public class TrustAllCertsPolicy : ICertificatePolicy {
public bool CheckValidationResult(
ServicePoint srvPoint, X509Certificate certificate,
WebRequest request, int certificateProblem) {
return true;
}
}
"@
[System.Net.ServicePointManager]::CertificatePolicy = New-Object TrustAllCertsPolicy

$buildBranch ="%teamcity.build.branch%"
Write-Host $buildBranch
$buildBranch = $buildBranch.Replace("/head","/merge")
$postbody = "<build branchName='$buildBranch'>
<buildType id='%TargetBuildType%'/>
</build>"
Write-Host $postbody
$user = '%TeamCityUser%'
$pass = '%TeamCityPassword%'

$secpasswd = ConvertTo-SecureString $pass -AsPlainText -Force
$credential = New-Object System.Management.Automation.PSCredential($user, $secpasswd)

Invoke-RestMethod https://teamcity/httpAuth/app/rest/buildQueue -Method POST -Body $postbody -Credential $credential -Headers @{"accept"="application/xml";"Content-Type"="application/xml"}

You will see that we replace the branch name head with merge, so we trigger after someone clicks the update branch button only.

Also don’t forget to add a VCS trigger for file changes “+:.”, so that it will only run builds when there are changes.

VCSTriggerRule

We are running with this solution this week and I am going to put a request into GitHub support about option 1.

This is a really big issues for us as we have 30-40 open pull requests on our repo, so double building creates a LOT of traffic.

If anyone has a better solution please leave some comments.

 

 

 

 

TeamCity and avoiding redownloading of npm packages

I haven’t been able to find a better solution that this. My original post on stackoverflow here.

TeamCity clears out the node_modules folder on every build, so when running npm install it re-downloads them all. So I’ve moved to using a powershell step to backup and restore this folder and the end and start of each build respectively.

Here is the PS step i run at the start


param (
[string]$projId ,
[string]$WorkDir
)

if(Test-Path "c:\node_backup\$projId\node_modules")
{
Move-Item "c:\node_backup\$projId\node_modules" "$WorkDir\node_modules"
}

And here is the one at the end


param (
[string]$projId ,
[string]$WorkDir
)
If (!(Test-Path "c:\node_backup"))
{
mkdir "c:\node_backup"
}
If (!(Test-Path c:\node_backup\$projId))
{
mkdir "c:\node_backup\$projId"
}
If (Test-Path "c:\node_backup\$projId\node_modules")
{
Remove-Item "c:\node_backup\$projId\node_modules"
}

Move-Item "$WorkDir\node_modules" "c:\node_backup\$projId"

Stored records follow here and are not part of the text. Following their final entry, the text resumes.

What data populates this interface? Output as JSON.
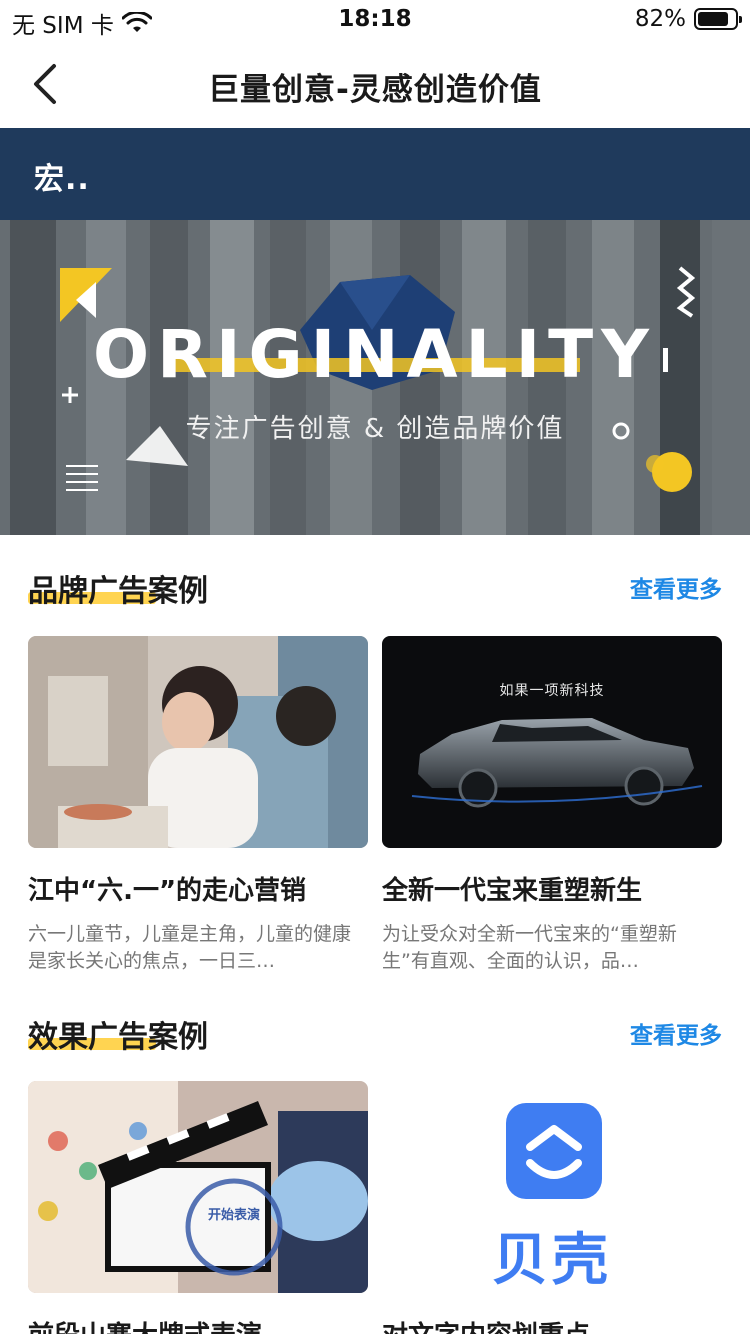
{
  "status_bar": {
    "carrier": "无 SIM 卡",
    "time": "18:18",
    "battery_percent": "82%",
    "battery_level": 0.82
  },
  "nav": {
    "title": "巨量创意-灵感创造价值"
  },
  "header": {
    "text": "宏.."
  },
  "hero": {
    "title": "ORIGINALITY",
    "subtitle": "专注广告创意 & 创造品牌价值"
  },
  "sections": [
    {
      "title": "品牌广告案例",
      "more": "查看更多",
      "cards": [
        {
          "title": "江中“六.一”的走心营销",
          "desc": "六一儿童节，儿童是主角，儿童的健康是家长关心的焦点，一日三…"
        },
        {
          "title": "全新一代宝来重塑新生",
          "desc": "为让受众对全新一代宝来的“重塑新生”有直观、全面的认识，品…",
          "image_caption": "如果一项新科技"
        }
      ]
    },
    {
      "title": "效果广告案例",
      "more": "查看更多",
      "cards": [
        {
          "title": "前段山寨大牌式表演",
          "stamp_text": "开始表演"
        },
        {
          "title": "对文字内容划重点",
          "logo_text": "贝壳"
        }
      ]
    }
  ]
}
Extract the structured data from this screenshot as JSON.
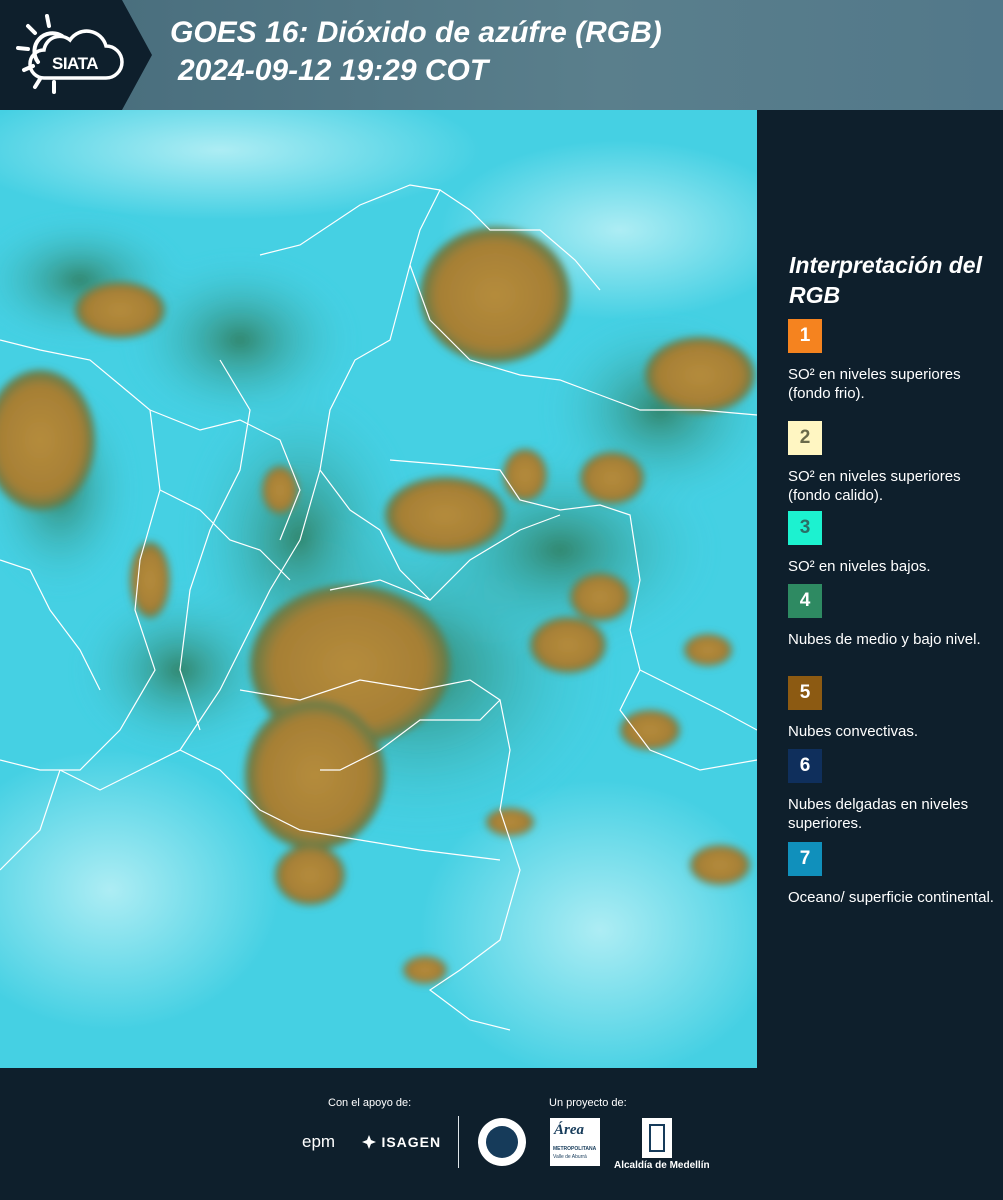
{
  "header": {
    "logo_text": "SIATA",
    "title_line1": "GOES 16: Dióxido de azúfre (RGB)",
    "title_line2": "2024-09-12 19:29 COT"
  },
  "legend": {
    "title": "Interpretación del RGB",
    "items": [
      {
        "number": "1",
        "color": "#f5831f",
        "number_color": "#ffffff",
        "text": "SO² en niveles superiores (fondo frio)."
      },
      {
        "number": "2",
        "color": "#fff6c2",
        "number_color": "#6a6a4a",
        "text": "SO² en niveles superiores (fondo calido)."
      },
      {
        "number": "3",
        "color": "#1cf2d0",
        "number_color": "#2a6f66",
        "text": "SO² en niveles bajos."
      },
      {
        "number": "4",
        "color": "#2e8a62",
        "number_color": "#ffffff",
        "text": "Nubes de medio y bajo nivel."
      },
      {
        "number": "5",
        "color": "#8c5a12",
        "number_color": "#ffffff",
        "text": "Nubes convectivas."
      },
      {
        "number": "6",
        "color": "#0f2f5c",
        "number_color": "#ffffff",
        "text": "Nubes delgadas en niveles superiores."
      },
      {
        "number": "7",
        "color": "#1090bc",
        "number_color": "#ffffff",
        "text": "Oceano/ superficie continental."
      }
    ]
  },
  "footer": {
    "support_label": "Con el apoyo de:",
    "project_label": "Un proyecto de:",
    "epm": "epm",
    "isagen": "ISAGEN",
    "area_name": "Área",
    "area_sub": "METROPOLITANA",
    "area_sub2": "Valle de Aburrá",
    "alcaldia": "Alcaldía de Medellín"
  },
  "colors": {
    "background": "#0e1f2c",
    "header_band": "#527888",
    "map_cyan": "#45d0e3",
    "convective": "#b08a3a",
    "mid_low_cloud": "#3f8a6a"
  },
  "icons": [
    "siata-sun-logo-icon",
    "isagen-logo-icon",
    "medellin-seal-icon",
    "area-metropolitana-logo-icon",
    "alcaldia-medellin-logo-icon"
  ]
}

Then in the script arguments i pass this

-projId %system.teamcity.buildType.id% -WorkDir %NodeWorkingDirectory%

The NodeWorkingDir is a parameter I set in my projects that i use to tell node where my gulp file is.